Jan Jelinek: Kosmikcher Pitch

Revisionism's a wonderful thing, ain't it? The term 'prog,' reviled for so many years—nay, decades,—continues to undergo rehabilitation at the behest of artists like Jan Jelinek. With Kosmischer Pitch (Cosmic Pitch), the Berlin-based soundscaper subtly references—his atomised samples are so minuscule that implied, even tangential, rather than overt associations emerge—the progressive Krautrock sound of Amon Düül, Popol Vuh, Klaus Schulze, and Tangerine Dream. But don't get the wrong impression: the sound is still trademark Jelinek—there's no shortage of hypnotic smears and loops—just one now inhabiting a considerably more tranquil and submersive zone than before. “Universal Band Silhouette” announces that change at the outset with Jelinek adding wah-wah and phased guitar effects to a hazy field of crackle and acoustic bass. A psychedelic aura permeates the material as it rises from dense pools of magma and builds in volume and intensity. Some songs escalate hallucinatorily (the stuttering jaunt “Lithiummelodie 1,” “Planeten in Halbtrauer”) while others adopt pensive and static poses (“Lemminge und Lurchen Inc.,” with its metronomic weave of thumb piano plucks and tinkles). One of the album's most attractive pieces, the lulling “Vibraphonspulen,” swims in a limpid pool of foggy, clipped textures, with the bright ping of vibes rising over rippling layers. With its softly knocking ostinatos and grinding layers of clicks, blips, and machine whirrs, “Im Diskodickicht,” conversely, is especially trance-inducing. Though the material is primarily new, “Western Mimikry” revisits “Post-Crossings,” Jelinek's contribution to last year's Hitek By Meteosound comp under his Exposures alias.

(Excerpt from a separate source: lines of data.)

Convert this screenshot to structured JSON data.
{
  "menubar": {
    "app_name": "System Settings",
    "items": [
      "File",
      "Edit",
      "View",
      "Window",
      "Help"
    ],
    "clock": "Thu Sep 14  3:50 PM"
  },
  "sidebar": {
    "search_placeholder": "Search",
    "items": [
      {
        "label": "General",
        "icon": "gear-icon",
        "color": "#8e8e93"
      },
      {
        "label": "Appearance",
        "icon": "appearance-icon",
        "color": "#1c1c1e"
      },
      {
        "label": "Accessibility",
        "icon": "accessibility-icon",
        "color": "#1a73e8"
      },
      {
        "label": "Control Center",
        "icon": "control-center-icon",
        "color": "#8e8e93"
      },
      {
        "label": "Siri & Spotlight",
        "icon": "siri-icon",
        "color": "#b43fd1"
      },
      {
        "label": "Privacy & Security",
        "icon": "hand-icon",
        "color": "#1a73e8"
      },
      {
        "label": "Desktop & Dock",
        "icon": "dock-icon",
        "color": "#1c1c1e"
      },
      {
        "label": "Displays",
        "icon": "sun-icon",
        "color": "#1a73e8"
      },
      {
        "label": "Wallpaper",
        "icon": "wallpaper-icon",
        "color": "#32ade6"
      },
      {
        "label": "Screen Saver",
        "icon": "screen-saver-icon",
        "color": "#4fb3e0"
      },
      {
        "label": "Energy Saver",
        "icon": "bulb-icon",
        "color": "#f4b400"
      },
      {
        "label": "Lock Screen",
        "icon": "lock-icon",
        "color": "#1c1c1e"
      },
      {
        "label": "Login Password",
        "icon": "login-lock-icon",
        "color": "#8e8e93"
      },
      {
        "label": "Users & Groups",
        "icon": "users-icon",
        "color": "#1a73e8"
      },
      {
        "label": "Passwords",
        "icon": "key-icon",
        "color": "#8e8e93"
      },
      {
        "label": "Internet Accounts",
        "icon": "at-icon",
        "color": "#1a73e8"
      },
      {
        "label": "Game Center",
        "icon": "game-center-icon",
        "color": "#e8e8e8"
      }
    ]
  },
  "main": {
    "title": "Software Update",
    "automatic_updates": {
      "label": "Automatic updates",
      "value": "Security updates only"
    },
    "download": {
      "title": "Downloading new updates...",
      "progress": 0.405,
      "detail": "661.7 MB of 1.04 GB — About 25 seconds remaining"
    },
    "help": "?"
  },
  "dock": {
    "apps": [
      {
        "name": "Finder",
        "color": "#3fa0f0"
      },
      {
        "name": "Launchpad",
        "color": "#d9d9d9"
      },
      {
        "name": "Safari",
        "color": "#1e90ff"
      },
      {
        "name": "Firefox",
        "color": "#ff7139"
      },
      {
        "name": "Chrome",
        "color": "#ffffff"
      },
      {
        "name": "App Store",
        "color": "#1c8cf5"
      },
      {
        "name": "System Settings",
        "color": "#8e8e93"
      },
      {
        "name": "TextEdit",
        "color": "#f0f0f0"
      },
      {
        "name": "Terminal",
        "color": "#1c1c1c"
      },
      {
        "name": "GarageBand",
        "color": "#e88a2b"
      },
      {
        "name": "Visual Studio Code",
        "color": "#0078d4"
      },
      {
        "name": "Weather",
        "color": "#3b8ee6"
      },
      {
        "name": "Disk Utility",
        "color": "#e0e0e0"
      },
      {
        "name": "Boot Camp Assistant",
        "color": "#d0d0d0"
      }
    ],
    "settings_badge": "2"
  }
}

Admittedly, Kosmischer Pitch lacks the supple microhouse propulsiveness of 2001's Loop-Finding-Jazz-Records; what were once infectious dance grooves are now lulling meditations of swaying drift. There's no denying, however, that Jelinek's textured shimmer lends itself perfectly to music of this atemporal and blurry sort. And, to his credit, he subtly shifts the focus with every release, whether it's the glitch-laden microsound of Gramm's Personal Rock, the jazz-oriented direction explored with Triosk on 1+3+1, or the hip-hop abstractions of The Exposures' Lost Recordings 2000-2004.

November 2005